All else being equal, debt instruments are evaluated against one another based on the amount of each cash flow and the timing of each cash flow.
This evaluation, where the analysis of the amount and timing of a debt instrument’s cash flows lead to its yield to maturity or interest rate, is called present value analysis.
The concept of present value (or present discounted value) is based on the commonsense notion that a dollar of cash flow paid to you one year from now is less valuable to you than a dollar paid to you today. This notion is true because you could invest the dollar in a savings account that earns interest and have more than a dollar in one year.
The term present value (PV) can be extended to mean the PV of a single cash flow or the sum of a sequence or group of cash flows.
There are four basic types of credit instruments which incorporate present value concepts:
Fixed Payment Loan
Loan Principal: the amount of funds the lender provides to the borrower.
Maturity Date: the date the loan must be repaid; the Loan Term is from initiation to maturity date.
Interest Payment: the cash amount that the borrower must pay the lender for the use of the loan principal.
Simple Interest Rate: the interest payment divided by the loan principal; the percentage of principal that must be paid as interest to the lender. Convention is to express on an annual basis, irrespective of the loan term.
The previous example reinforces the concept that $100 today is preferable to $100 a year from now since today’s $100 could be lent out (or deposited) at 10% interest to be worth $110 one year from now, or $121 in two years or $133 in three years.
Yield to maturity = interest rate that equates today’s value with present value of all future payments
Simple Loan Interest Rate (i= 10%)
Simple Loans require payment of one amount which equals the loan principal plus the interest.
Fixed-PaymentLoans are loans where the loan principal and interest are repaid in several payments, often monthly, in equal dollar amounts over the loan term.
Installment Loans, such as auto loans and home mortgages are frequently of the fixed-payment type.
Fixed Payment Loan (i= 12%)
Coupon Bond (Coupon rate = 10% =C/F)
Consol: Fixed coupon payments of $Cforever
One-Year Discount Bond (P= $900, F= $1000)
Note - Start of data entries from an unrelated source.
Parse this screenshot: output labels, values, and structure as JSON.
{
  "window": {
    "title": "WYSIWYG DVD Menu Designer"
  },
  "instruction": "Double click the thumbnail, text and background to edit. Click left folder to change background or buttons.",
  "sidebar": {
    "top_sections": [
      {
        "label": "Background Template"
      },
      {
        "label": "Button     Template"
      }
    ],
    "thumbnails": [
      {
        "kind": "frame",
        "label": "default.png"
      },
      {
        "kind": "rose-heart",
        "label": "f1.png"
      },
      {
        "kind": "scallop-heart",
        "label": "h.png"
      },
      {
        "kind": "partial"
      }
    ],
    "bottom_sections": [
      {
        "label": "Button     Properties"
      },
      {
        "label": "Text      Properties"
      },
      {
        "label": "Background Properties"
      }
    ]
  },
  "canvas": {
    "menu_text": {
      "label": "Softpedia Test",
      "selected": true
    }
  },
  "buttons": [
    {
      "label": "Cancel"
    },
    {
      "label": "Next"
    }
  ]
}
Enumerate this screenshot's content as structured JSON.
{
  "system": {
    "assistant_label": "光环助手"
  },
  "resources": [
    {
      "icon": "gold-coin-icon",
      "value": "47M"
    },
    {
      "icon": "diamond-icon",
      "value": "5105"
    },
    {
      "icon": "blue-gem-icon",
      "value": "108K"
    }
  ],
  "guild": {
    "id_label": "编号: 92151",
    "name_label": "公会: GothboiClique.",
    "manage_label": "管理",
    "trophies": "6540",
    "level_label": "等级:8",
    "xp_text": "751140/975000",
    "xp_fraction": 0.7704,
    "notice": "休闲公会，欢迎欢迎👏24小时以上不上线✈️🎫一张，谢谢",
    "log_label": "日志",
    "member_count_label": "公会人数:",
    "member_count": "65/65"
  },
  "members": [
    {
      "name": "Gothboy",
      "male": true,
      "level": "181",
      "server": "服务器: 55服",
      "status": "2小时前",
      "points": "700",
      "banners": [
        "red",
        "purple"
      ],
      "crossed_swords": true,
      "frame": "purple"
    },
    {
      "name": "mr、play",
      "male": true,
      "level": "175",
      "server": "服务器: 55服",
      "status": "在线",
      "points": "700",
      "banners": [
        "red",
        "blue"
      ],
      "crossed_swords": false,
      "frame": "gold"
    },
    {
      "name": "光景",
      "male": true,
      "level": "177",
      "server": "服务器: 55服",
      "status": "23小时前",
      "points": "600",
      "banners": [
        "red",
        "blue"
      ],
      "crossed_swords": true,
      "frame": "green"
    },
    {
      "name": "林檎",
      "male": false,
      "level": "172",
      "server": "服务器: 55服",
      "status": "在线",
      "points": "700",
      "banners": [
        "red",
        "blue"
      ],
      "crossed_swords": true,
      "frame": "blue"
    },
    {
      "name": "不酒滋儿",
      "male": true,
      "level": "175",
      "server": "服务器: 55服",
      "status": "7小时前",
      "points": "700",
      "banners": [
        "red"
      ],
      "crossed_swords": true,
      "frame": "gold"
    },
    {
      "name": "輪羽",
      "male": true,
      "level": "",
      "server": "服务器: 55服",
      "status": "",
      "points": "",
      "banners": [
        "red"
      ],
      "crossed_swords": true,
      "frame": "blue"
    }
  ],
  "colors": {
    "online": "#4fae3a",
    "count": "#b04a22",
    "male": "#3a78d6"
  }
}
It’s also straight-forward to show that the value of a bond (price) and yield to maturity (YTM) are negatively related. If i increases, the PV of any given cash flow is lower; hence, the price of the bond must be lower.
One-Year Bill (P = $900, F = $1000)
In November 1998, rates on Japanese 6-month government bonds were negative! Investors were willing to pay more than they would receive in the future.
Best explanation is that investors found the convenience of the bills worth something—more convenient than cash. But that can only go so far—the rate was only slightly negative.
ir = i – pe
ir = i – pe
We usually refer to this rate as the ex ante real rate of interest because it is adjusted for the expected level of inflation. After the fact, we can calculate the ex post real rate based on the observed level of inflation.
Sample of current rates and indexes
Rate of Return: we can decompose returns into two pieces:
Sample of current coupon rates and yields on government bonds
Occurs if hold series of short bonds over long holding period
i at which reinvest uncertain
Gain from i, lose when i
The higher is the coupon rate on the bond, the shorter is the duration of the bond
Duration is additive: the duration of a portfolio of securities is the weighted-average of the durations of the individual securities, with the weights equaling the proportion of the portfolio invested in each
The greater is the duration of a security, the greater is the percentage change in the market value of the security for a given change in interest rates
Therefore, the greater is the duration of a security, the greater is its interest-rate risk
Measuring Interest Rates: We examined several techniques for measuring the interest rate required on debt instruments.
The Distinction Between Real and Nominal Interest Rates: We examined the meaning of interest in the context of price inflation.
The Distinction Between Interest Rates and Returns: We examined what each means and how they should be viewed for asset valuation.